There’s Work to do as Canada Rethinks Africa Strategy
Canada is rethinking its Africa strategy. That, in itself, is an acknowledgment that the current (and past) strategies aren’t working (didn’t work), and have created the need for a reassessment.
Part of that review process unfolded on July 5 in Toronto, at a seminar hosted by the law firm, Gowling WLG and Preponderant Advisory. Speakers included Arif Virani, MP and parliamentary secretary to the Minister for International Trade; Thandiwe Fadane, Republic of South Africa Consul General; Marsha John-Greenwood, vice president for people and culture at the Toronto International Film Festival (TIFF); and, Peter Leowen, Director at the Munk School of Global Affairs and Public Policy of the University of Toronto,
What became obvious from the discussions is that there’s work for Canada to do over in Africa in face of rising competition, not just from Western rivals, but more importantly from China and Russia. Therefore, it’s imperative to reframe the strategy for economic cooperation between Canada and the continent of more than 1.2 billion people that has the world’s youngest population with an average age of 20.
The seminar became a platform to identify opportunities, challenges, and potential areas of collaboration in order to strengthen bilateral trade, investment and sustainable development.
A key issue raised was the role policy could play, particularly that on immigration, in fostering improved business relations. One contributor from the audience, an investor with money in more than 30 African startups, noted the peculiar difficulties African businesses seeking Canada visas and capital faced, compared with the rest of the world.
The need for a more nimble immigration process had cropped up a week earlier at the Collision tech conference and exhibition in Toronto, where Immigration Minister Sean Fraser acknowledged that people seeking Canadian startup visas often got those of the U.K. and U.S. while still waiting for a Canadian decision. Quite a number of African exhibitors ended up with empty stands because they couldn’t get the visa on time to enter Canada.
Canadian investments in Africa have tended to concentrate on the mining sector, where the country boasts of companies with very high expertise. There’s been a certain reticence to go into other areas, with fund managers barely ever willing to take a look at African assets, for instance. Most of the time it’s because they lack information, unduly outsized risk profiling or are trapped in old descriptions of the continent that don’t live up to current realities.
The result is that Canadian companies have been slow in taking advantage of opportunities that emerged in Africa recently in areas such as telecommunications, digital technology and fintech, when compared with U.S. and Chinese counterparts. The seven tech unicorns that have emerged in Africa in recent years are dominated mainly by U.S. investors.
Chinese companies have also made significant forays. While initially focused on big infrastructure projects and mining, they have quickly diversified and adapted to other needs.
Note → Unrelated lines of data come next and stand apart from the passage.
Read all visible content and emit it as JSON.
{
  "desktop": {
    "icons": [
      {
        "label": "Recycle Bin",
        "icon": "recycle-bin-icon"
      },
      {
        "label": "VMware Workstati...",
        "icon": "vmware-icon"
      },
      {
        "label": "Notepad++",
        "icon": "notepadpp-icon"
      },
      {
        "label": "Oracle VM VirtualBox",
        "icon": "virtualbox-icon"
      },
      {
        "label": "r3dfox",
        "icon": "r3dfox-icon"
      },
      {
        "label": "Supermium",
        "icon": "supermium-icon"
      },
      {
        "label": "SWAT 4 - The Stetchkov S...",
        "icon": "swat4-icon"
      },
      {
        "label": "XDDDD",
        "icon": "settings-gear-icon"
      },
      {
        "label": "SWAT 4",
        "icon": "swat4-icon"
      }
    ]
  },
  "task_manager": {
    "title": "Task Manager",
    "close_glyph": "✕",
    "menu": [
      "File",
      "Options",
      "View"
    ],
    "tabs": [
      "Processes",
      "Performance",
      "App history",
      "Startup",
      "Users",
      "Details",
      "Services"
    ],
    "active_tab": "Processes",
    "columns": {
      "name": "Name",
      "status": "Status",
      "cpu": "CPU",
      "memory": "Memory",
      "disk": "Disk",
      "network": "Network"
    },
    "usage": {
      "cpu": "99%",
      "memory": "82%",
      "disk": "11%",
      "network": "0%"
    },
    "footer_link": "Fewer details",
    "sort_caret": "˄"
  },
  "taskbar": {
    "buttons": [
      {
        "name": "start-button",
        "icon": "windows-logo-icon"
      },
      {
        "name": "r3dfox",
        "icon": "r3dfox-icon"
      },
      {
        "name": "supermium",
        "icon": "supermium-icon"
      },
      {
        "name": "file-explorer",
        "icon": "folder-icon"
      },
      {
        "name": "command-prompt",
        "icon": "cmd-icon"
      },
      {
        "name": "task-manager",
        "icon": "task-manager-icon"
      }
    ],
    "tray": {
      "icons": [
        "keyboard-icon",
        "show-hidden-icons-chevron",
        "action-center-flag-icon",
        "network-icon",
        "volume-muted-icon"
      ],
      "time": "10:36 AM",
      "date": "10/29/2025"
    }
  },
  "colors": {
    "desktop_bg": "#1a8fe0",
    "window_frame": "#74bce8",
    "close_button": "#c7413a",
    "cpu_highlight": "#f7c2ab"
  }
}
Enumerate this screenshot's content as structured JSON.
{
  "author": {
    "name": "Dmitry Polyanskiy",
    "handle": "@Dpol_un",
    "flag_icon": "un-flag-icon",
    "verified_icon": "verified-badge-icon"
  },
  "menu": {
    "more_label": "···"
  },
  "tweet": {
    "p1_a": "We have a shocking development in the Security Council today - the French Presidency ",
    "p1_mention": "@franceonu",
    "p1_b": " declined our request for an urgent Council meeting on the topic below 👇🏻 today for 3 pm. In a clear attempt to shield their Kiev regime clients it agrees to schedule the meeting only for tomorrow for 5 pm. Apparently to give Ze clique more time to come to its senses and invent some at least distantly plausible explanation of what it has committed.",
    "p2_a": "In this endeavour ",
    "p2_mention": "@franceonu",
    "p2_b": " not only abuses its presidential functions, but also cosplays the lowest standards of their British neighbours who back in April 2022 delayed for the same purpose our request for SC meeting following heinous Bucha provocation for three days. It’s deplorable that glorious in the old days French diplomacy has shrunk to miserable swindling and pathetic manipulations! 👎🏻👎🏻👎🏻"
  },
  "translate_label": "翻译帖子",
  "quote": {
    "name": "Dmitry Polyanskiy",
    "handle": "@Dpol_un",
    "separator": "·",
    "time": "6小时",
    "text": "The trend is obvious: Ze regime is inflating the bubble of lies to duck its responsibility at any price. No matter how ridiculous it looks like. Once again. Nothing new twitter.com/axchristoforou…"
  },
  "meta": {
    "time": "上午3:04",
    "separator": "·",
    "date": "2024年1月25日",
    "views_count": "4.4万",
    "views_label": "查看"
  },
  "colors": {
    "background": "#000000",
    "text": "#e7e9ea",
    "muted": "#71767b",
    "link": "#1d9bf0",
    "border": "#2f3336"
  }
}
One of their biggest successes in Africa is Opera, the web browser unit of Beijing Kunlun Tech, owned by billionaire businessman Zhou Yahui. The company was quick to develop a digital payments platform named OPay that is easily the most popular payment app in Nigeria. OPay has also set up in a number of other African countries.
Such is the competitive business environment now in Africa, where Canada is now kind of a laggard. That it will need vigorous, even radical, efforts to cover lost grounds, was the opinion of several participants at the seminar.
What emerged in the end was a consensus on key steps that need to be taken as part of the process of reframing a Canada Africa strategy. They include:
● To analyze the current state of economic cooperation between Canada and Africa, and identify potential areas for collaboration and partnership.
● To develop a strategic framework for enhancing trade, investment, and sustainable development.
● To outline policy recommendations for both the government of Canada and its African counterparts.
● Participants highlighted the existing trade and investment flows between Canada and Africa, emphasizing the need to diversify and expand bilateral economic relations.
● Opportunities for collaboration were identified in various sectors, including agriculture, mining, energy, infrastructure development, education, technology and healthcare.
Challenges and constraints identified include:
● Over-exaggerated risk profiling of many African markets
● A paternalistic view of Africa only in terms of charity or aid
● Lack of awareness about business opportunities and potential partnerships hindered economic cooperation.
● Insufficient trade infrastructure and connectivity that pose challenges to trade facilitation.
● Regulatory barriers and trade restrictions that impede smooth trade flows.
Identified areas of cooperation include:
● Agricultural cooperation, involving knowledge sharing, technology transfer, and investment in agri-processing.
● Infrastructure development and connectivity, including transport and digital connectivity.
● Renewable energy and sustainable development emerged as potential areas for joint ventures and investment.
● Education and skills development were recognized as important for human capital development and knowledge exchange.
● Cultural exchanges and partnership with Africa’s creative industry
● Participants proposed the development of a comprehensive strategy encompassing trade promotion, investment facilitation, and sustainable development goals.
● The strategy would focus on enhancing market access, improving trade facilitation mechanisms, and reducing non-tariff barriers.
● It would also include initiatives to promote investment, technology transfer, and capacity-building as well as sustainable development goals, such as poverty alleviation, gender equality, and environmental sustainability.